[Items from an interface collection]
>>>
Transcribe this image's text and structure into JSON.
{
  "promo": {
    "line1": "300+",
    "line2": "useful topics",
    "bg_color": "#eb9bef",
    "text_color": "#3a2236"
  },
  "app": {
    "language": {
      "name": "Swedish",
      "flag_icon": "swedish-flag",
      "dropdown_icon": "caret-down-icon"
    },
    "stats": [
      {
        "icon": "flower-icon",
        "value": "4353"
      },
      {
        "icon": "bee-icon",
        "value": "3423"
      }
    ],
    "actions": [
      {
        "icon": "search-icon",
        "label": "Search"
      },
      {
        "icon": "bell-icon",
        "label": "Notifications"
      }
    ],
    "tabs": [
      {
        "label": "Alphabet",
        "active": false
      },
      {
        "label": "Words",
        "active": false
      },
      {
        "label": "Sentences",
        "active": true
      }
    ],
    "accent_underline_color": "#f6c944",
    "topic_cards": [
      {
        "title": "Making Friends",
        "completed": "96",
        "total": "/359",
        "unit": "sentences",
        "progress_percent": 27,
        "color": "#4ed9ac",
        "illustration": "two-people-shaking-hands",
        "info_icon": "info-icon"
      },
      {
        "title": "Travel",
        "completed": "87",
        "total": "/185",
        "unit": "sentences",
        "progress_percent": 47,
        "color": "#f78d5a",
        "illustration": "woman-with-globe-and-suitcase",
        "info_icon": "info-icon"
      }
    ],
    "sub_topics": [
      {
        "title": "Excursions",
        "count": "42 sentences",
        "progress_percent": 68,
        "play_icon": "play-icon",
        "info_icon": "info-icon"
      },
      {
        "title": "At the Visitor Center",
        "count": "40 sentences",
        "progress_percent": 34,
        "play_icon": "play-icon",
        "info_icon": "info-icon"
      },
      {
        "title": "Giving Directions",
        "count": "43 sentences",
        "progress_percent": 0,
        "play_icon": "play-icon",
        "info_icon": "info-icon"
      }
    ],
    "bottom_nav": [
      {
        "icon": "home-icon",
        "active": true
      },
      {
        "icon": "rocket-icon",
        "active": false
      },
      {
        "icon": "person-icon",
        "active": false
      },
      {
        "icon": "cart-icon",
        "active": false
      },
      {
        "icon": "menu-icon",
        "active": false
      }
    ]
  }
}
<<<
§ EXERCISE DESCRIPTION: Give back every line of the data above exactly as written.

§ REPLY:
Transcribe this image's text and structure into JSON.
{
  "promo": {
    "line1": "300+",
    "line2": "useful topics",
    "bg_color": "#eb9bef",
    "text_color": "#3a2236"
  },
  "app": {
    "language": {
      "name": "Swedish",
      "flag_icon": "swedish-flag",
      "dropdown_icon": "caret-down-icon"
    },
    "stats": [
      {
        "icon": "flower-icon",
        "value": "4353"
      },
      {
        "icon": "bee-icon",
        "value": "3423"
      }
    ],
    "actions": [
      {
        "icon": "search-icon",
        "label": "Search"
      },
      {
        "icon": "bell-icon",
        "label": "Notifications"
      }
    ],
    "tabs": [
      {
        "label": "Alphabet",
        "active": false
      },
      {
        "label": "Words",
        "active": false
      },
      {
        "label": "Sentences",
        "active": true
      }
    ],
    "accent_underline_color": "#f6c944",
    "topic_cards": [
      {
        "title": "Making Friends",
        "completed": "96",
        "total": "/359",
        "unit": "sentences",
        "progress_percent": 27,
        "color": "#4ed9ac",
        "illustration": "two-people-shaking-hands",
        "info_icon": "info-icon"
      },
      {
        "title": "Travel",
        "completed": "87",
        "total": "/185",
        "unit": "sentences",
        "progress_percent": 47,
        "color": "#f78d5a",
        "illustration": "woman-with-globe-and-suitcase",
        "info_icon": "info-icon"
      }
    ],
    "sub_topics": [
      {
        "title": "Excursions",
        "count": "42 sentences",
        "progress_percent": 68,
        "play_icon": "play-icon",
        "info_icon": "info-icon"
      },
      {
        "title": "At the Visitor Center",
        "count": "40 sentences",
        "progress_percent": 34,
        "play_icon": "play-icon",
        "info_icon": "info-icon"
      },
      {
        "title": "Giving Directions",
        "count": "43 sentences",
        "progress_percent": 0,
        "play_icon": "play-icon",
        "info_icon": "info-icon"
      }
    ],
    "bottom_nav": [
      {
        "icon": "home-icon",
        "active": true
      },
      {
        "icon": "rocket-icon",
        "active": false
      },
      {
        "icon": "person-icon",
        "active": false
      },
      {
        "icon": "cart-icon",
        "active": false
      },
      {
        "icon": "menu-icon",
        "active": false
      }
    ]
  }
}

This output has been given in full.